Exercise:
Starting from the first line below, repeat the data exactly through to the last.
*** Information shown
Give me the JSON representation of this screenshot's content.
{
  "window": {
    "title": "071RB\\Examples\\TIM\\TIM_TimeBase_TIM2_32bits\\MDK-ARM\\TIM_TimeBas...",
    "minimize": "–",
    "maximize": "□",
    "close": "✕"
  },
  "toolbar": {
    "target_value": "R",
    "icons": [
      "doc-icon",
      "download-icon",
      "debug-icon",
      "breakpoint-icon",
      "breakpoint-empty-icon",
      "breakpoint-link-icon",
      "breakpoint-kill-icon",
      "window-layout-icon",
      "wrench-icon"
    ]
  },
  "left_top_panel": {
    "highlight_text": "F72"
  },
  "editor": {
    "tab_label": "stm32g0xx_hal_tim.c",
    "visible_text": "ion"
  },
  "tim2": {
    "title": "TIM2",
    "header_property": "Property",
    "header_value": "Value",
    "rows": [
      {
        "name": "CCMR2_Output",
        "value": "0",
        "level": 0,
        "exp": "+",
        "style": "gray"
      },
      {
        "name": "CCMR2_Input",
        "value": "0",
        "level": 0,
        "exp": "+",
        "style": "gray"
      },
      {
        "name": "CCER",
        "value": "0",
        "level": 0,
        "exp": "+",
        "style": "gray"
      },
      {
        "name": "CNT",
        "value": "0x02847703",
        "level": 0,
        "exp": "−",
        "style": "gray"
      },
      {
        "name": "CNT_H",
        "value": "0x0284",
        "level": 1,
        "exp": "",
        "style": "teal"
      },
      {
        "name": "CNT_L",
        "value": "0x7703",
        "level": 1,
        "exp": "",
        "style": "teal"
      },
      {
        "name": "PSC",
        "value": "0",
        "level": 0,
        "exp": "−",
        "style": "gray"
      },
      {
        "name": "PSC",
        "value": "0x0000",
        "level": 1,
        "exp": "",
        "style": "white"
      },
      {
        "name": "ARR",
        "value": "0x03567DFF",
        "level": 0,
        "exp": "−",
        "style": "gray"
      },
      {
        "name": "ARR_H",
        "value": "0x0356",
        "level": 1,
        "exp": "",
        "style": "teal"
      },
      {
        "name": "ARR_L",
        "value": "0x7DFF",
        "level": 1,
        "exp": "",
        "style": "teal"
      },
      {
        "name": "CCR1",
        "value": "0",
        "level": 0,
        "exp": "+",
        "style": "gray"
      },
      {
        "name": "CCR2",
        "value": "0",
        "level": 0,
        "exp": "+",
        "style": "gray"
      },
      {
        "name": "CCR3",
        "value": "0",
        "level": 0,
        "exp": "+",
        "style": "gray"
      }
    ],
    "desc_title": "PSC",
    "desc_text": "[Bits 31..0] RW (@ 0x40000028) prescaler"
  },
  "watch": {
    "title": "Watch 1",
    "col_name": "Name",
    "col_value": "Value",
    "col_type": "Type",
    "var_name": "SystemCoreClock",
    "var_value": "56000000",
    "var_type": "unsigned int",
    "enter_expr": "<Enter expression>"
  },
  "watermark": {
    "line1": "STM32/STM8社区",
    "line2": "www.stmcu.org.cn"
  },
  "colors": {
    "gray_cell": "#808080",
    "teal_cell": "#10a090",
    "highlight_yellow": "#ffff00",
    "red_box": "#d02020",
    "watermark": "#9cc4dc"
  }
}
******
Expected answer:
Give me the JSON representation of this screenshot's content.
{
  "window": {
    "title": "071RB\\Examples\\TIM\\TIM_TimeBase_TIM2_32bits\\MDK-ARM\\TIM_TimeBas...",
    "minimize": "–",
    "maximize": "□",
    "close": "✕"
  },
  "toolbar": {
    "target_value": "R",
    "icons": [
      "doc-icon",
      "download-icon",
      "debug-icon",
      "breakpoint-icon",
      "breakpoint-empty-icon",
      "breakpoint-link-icon",
      "breakpoint-kill-icon",
      "window-layout-icon",
      "wrench-icon"
    ]
  },
  "left_top_panel": {
    "highlight_text": "F72"
  },
  "editor": {
    "tab_label": "stm32g0xx_hal_tim.c",
    "visible_text": "ion"
  },
  "tim2": {
    "title": "TIM2",
    "header_property": "Property",
    "header_value": "Value",
    "rows": [
      {
        "name": "CCMR2_Output",
        "value": "0",
        "level": 0,
        "exp": "+",
        "style": "gray"
      },
      {
        "name": "CCMR2_Input",
        "value": "0",
        "level": 0,
        "exp": "+",
        "style": "gray"
      },
      {
        "name": "CCER",
        "value": "0",
        "level": 0,
        "exp": "+",
        "style": "gray"
      },
      {
        "name": "CNT",
        "value": "0x02847703",
        "level": 0,
        "exp": "−",
        "style": "gray"
      },
      {
        "name": "CNT_H",
        "value": "0x0284",
        "level": 1,
        "exp": "",
        "style": "teal"
      },
      {
        "name": "CNT_L",
        "value": "0x7703",
        "level": 1,
        "exp": "",
        "style": "teal"
      },
      {
        "name": "PSC",
        "value": "0",
        "level": 0,
        "exp": "−",
        "style": "gray"
      },
      {
        "name": "PSC",
        "value": "0x0000",
        "level": 1,
        "exp": "",
        "style": "white"
      },
      {
        "name": "ARR",
        "value": "0x03567DFF",
        "level": 0,
        "exp": "−",
        "style": "gray"
      },
      {
        "name": "ARR_H",
        "value": "0x0356",
        "level": 1,
        "exp": "",
        "style": "teal"
      },
      {
        "name": "ARR_L",
        "value": "0x7DFF",
        "level": 1,
        "exp": "",
        "style": "teal"
      },
      {
        "name": "CCR1",
        "value": "0",
        "level": 0,
        "exp": "+",
        "style": "gray"
      },
      {
        "name": "CCR2",
        "value": "0",
        "level": 0,
        "exp": "+",
        "style": "gray"
      },
      {
        "name": "CCR3",
        "value": "0",
        "level": 0,
        "exp": "+",
        "style": "gray"
      }
    ],
    "desc_title": "PSC",
    "desc_text": "[Bits 31..0] RW (@ 0x40000028) prescaler"
  },
  "watch": {
    "title": "Watch 1",
    "col_name": "Name",
    "col_value": "Value",
    "col_type": "Type",
    "var_name": "SystemCoreClock",
    "var_value": "56000000",
    "var_type": "unsigned int",
    "enter_expr": "<Enter expression>"
  },
  "watermark": {
    "line1": "STM32/STM8社区",
    "line2": "www.stmcu.org.cn"
  },
  "colors": {
    "gray_cell": "#808080",
    "teal_cell": "#10a090",
    "highlight_yellow": "#ffff00",
    "red_box": "#d02020",
    "watermark": "#9cc4dc"
  }
}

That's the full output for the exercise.